Weird Al Yankovic Admits He Is "Profoundly Sad" Over MAD Magazine Cancellation

"Weird Al" Yankovic, the best-selling comedy artist in the history of the record industry and a multiple Grammy winner, weighed in late last night on the reports that MAD magazine will be ceasing publication, expressing sorrow for the loss of "one of the all-time greatest American institutions." Yankovic was just one of many voices last night, upset after the news broke that MAD magazine was cutting way back and would stop publishing new interior content in the magazine later this year.

In 2015, Yankovic was the first person ever to be the magazine's "guest editor," a role that fulfilled a childhood fantasy that he and likely many other kids have had. "It was my childhood dream to one day be a contributor to MAD Magazine," Yankovic said at the time. "This is an excellent example of why children are never allowed to make important decisions." You can see his somewhat less flippant comments on the magazine's end below.

Reports of the magazine's demise turned out to be exaggerated -- but only slightly. The humor publication will stop circulating at newsstands after next month's issue, and the issue after that will be the final MAD made entirely with new content. After that, MAD will begin republishing great strips from the past with a new cover each month, published exclusively to the comic shop direct market. DC intends to continue publishing MAD's venerable year-end specials as well as other one-shots and special projects.

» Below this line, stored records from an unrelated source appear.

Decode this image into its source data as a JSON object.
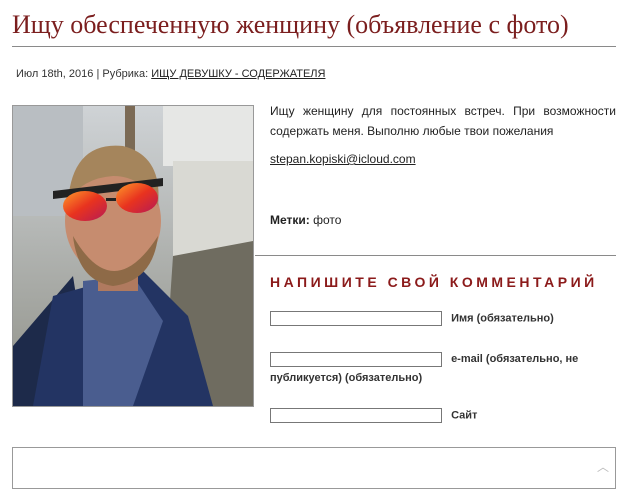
{
  "post": {
    "title": "Ищу обеспеченную женщину (объявление с фото)",
    "date": "Июл 18th, 2016",
    "separator": "|",
    "category_label": "Рубрика:",
    "category_link": "ИЩУ ДЕВУШКУ - СОДЕРЖАТЕЛЯ",
    "body": "Ищу женщину для постоянных встреч. При возможности содержать меня. Выполню любые твои пожелания",
    "email": "stepan.kopiski@icloud.com",
    "tags_label": "Метки:",
    "tags": "фото"
  },
  "comments": {
    "heading": "НАПИШИТЕ СВОЙ КОММЕНТАРИЙ",
    "name_label": "Имя (обязательно)",
    "email_label": "e-mail (обязательно, не публикуется) (обязательно)",
    "site_label": "Сайт"
  }
}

Still, as an ongoing topical humor magazine, MAD is functionally going to be gone by the end of 2019.


It has been a while since MAD was the standard-bearer for American comedy and satire that it once was; Yankovic's issue was a rare moment of publicity for the magazine in its later years, and the magazine never seemed to fully recover from the loss of longtime editor John Ficarra, who declined to join DC when the company moved from New York to Los Angeles. In 2017, DC replaced Ficarra with veteran Bongo Comics editor Bill Morrison, but he was laid off earlier this year, and any breath of fresh air DC hoped his new editorial regime might bring was clearly not entirely effective since MAD relaunched with a new #1 in April of 2018, and never quite seemed to find its niche.